> **Exercise objective**
Only lines containing the string "hidden" belong in the answer; find them in the records and copy them.

> **Page and application data records**
* * *
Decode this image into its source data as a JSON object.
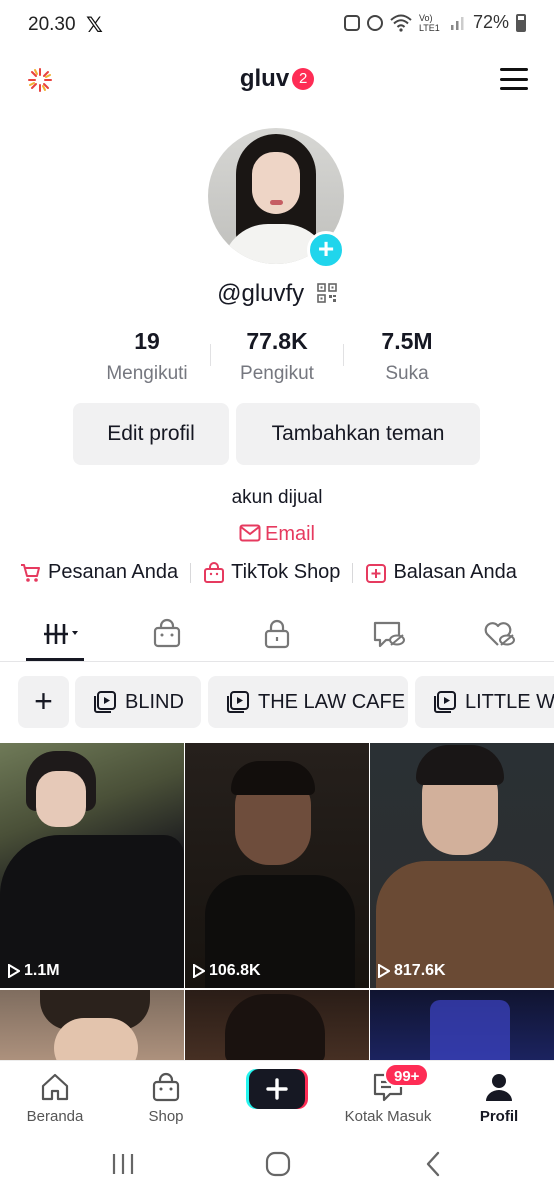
{
  "status_bar": {
    "time": "20.30",
    "x_icon": "x-logo-icon",
    "network": "Vo) LTE1",
    "battery": "72%"
  },
  "header": {
    "title": "gluv",
    "badge_count": "2"
  },
  "profile": {
    "username": "@gluvfy",
    "bio": "akun dijual",
    "email_label": "Email"
  },
  "stats": [
    {
      "value": "19",
      "label": "Mengikuti"
    },
    {
      "value": "77.8K",
      "label": "Pengikut"
    },
    {
      "value": "7.5M",
      "label": "Suka"
    }
  ],
  "buttons": {
    "edit_profile": "Edit profil",
    "add_friends": "Tambahkan teman"
  },
  "links": [
    {
      "label": "Pesanan Anda",
      "icon": "cart-icon"
    },
    {
      "label": "TikTok Shop",
      "icon": "shop-bag-icon"
    },
    {
      "label": "Balasan Anda",
      "icon": "reply-icon"
    }
  ],
  "tabs": [
    "videos-grid-icon",
    "shop-bag-icon",
    "lock-icon",
    "hidden-video-icon",
    "liked-hidden-icon"
  ],
  "playlists": [
    "BLIND",
    "THE LAW CAFE",
    "LITTLE WO"
  ],
  "videos": [
    {
      "views": "1.1M"
    },
    {
      "views": "106.8K"
    },
    {
      "views": "817.6K"
    }
  ],
  "bottom_nav": [
    {
      "label": "Beranda",
      "icon": "home-icon"
    },
    {
      "label": "Shop",
      "icon": "shop-bag-icon"
    },
    {
      "label": "",
      "icon": "create-plus-icon"
    },
    {
      "label": "Kotak Masuk",
      "icon": "inbox-icon",
      "badge": "99+"
    },
    {
      "label": "Profil",
      "icon": "profile-icon"
    }
  ],
  "colors": {
    "accent": "#fe2c55",
    "teal": "#20d5ec",
    "email": "#e63a5f"
  }
}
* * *
> **Output for this task**
    "hidden-video-icon",
    "liked-hidden-icon"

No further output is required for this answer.